A lottery is a government-sanctioned game that allows people to pay for the chance to win big prizes — usually cash, but also goods and services. It’s one of the only ways states can raise a lot of money for schools and other public projects without raising taxes, and it’s usually a rip-off for anyone who buys tickets, even though many can’t do the math to see how bad a deal they’re getting.

The practice of drawing lots to determine ownership or other rights has a long record in human history, including several instances in the Bible. But the lottery – which offers a prize for playing a game with unpredictable results – is more recent. The first modern public lotteries began in the 17th century and quickly spread to Britain and the Americas.

In the United States, state governments legislate a lottery monopoly for themselves and run it on their own (as opposed to licensing private firms in return for a share of profits). The games start with a small number of modestly priced tickets, then rapidly expand as revenues increase. This expansion drives the introduction of new games, which are usually marketed on the basis of novelty and/or perceived ease of play rather than actual odds of winning.
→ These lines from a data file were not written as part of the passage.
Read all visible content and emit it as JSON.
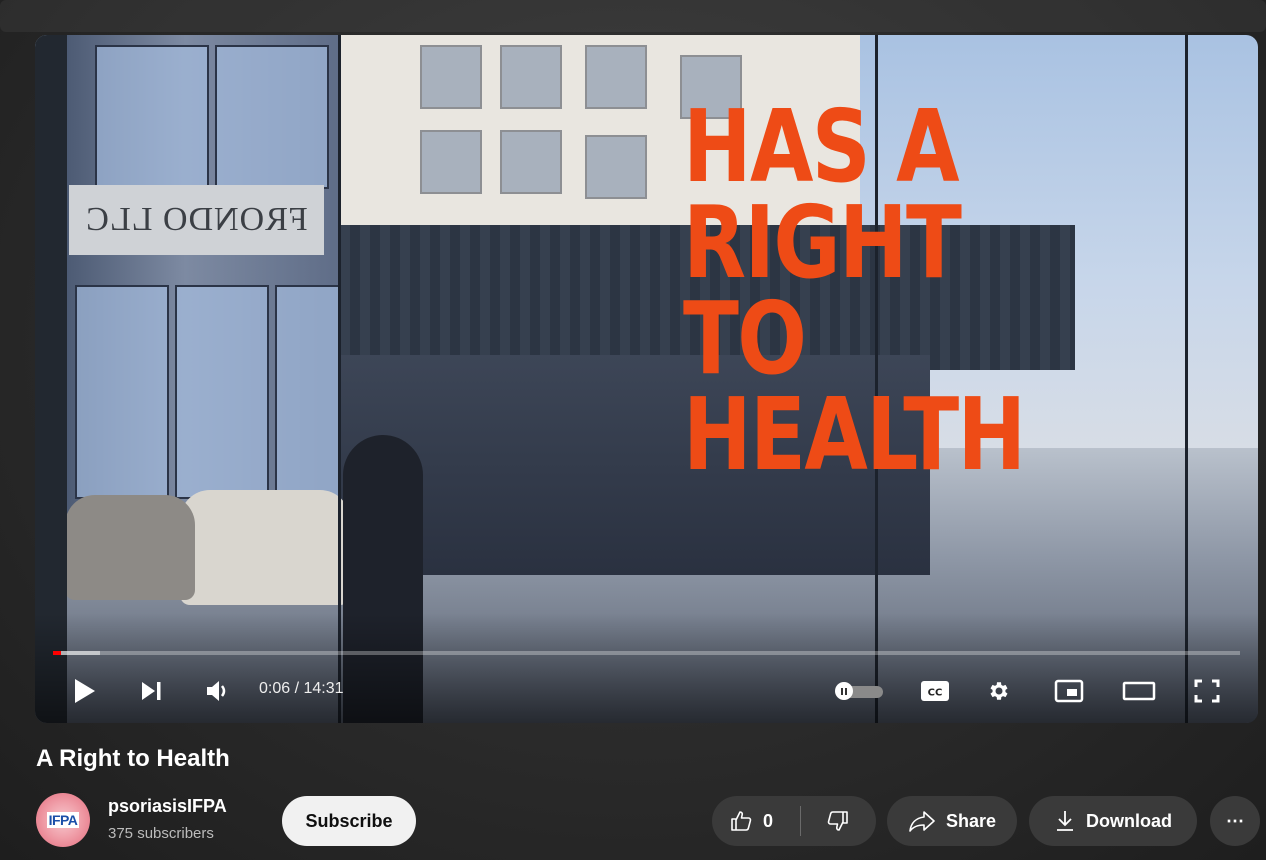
{
  "video": {
    "overlay_lines": [
      "HAS A",
      "RIGHT",
      "TO",
      "HEALTH"
    ],
    "sign_text": "FRONDO LLC",
    "title": "A Right to Health"
  },
  "player": {
    "time_display": "0:06 / 14:31",
    "current_time": "0:06",
    "duration": "14:31",
    "progress_fraction": 0.007,
    "buffered_fraction": 0.04,
    "progress_color": "#ff0000",
    "controls": {
      "play": "play-icon",
      "next": "next-icon",
      "volume": "volume-icon",
      "autoplay": "autoplay-toggle",
      "captions": "cc-icon",
      "settings": "gear-icon",
      "miniplayer": "miniplayer-icon",
      "theater": "theater-icon",
      "fullscreen": "fullscreen-icon"
    }
  },
  "channel": {
    "name": "psoriasisIFPA",
    "subscribers": "375 subscribers",
    "avatar_text": "IFPA"
  },
  "actions": {
    "subscribe_label": "Subscribe",
    "like_count": "0",
    "share_label": "Share",
    "download_label": "Download",
    "more_label": "⋯"
  }
}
While revenue growth tends to expand after the initial launch of a new game, it soon levels off and may even decline. Consequently, lottery officials seek to maintain or increase revenues by continually introducing new games.

To do so, they must attract players by offering ever-larger jackpots and increasing the frequency of drawing. They may also offer “faster play” options, such as scratch-off tickets that promise to pay out a prize within minutes, and they often entice players by teaming up with popular brands to provide high-profile prizes.

These marketing strategies are meant to distract from the fact that a lottery is a form of gambling, and it’s not necessarily good for everybody. Clotfelter and Cook report that the lottery is regressive, with participants and proceeds coming disproportionately from middle-income neighborhoods and far less from low- or high-income areas.

Because the lottery is a government-sanctioned business that sells products to its customers, it must operate at cross-purposes with the public interest. By promoting the lottery as something other than gambling, the prevailing messaging obscures its regressive nature and encourages people to spend more than they should on tickets. In addition, it misleads the general public into believing that the lottery is an effective way to finance the government. Instead, it’s a taxpayer-funded gamble that has the potential to hurt poor people and problem gamblers in particular. This is a dangerous path for any democracy to tread down.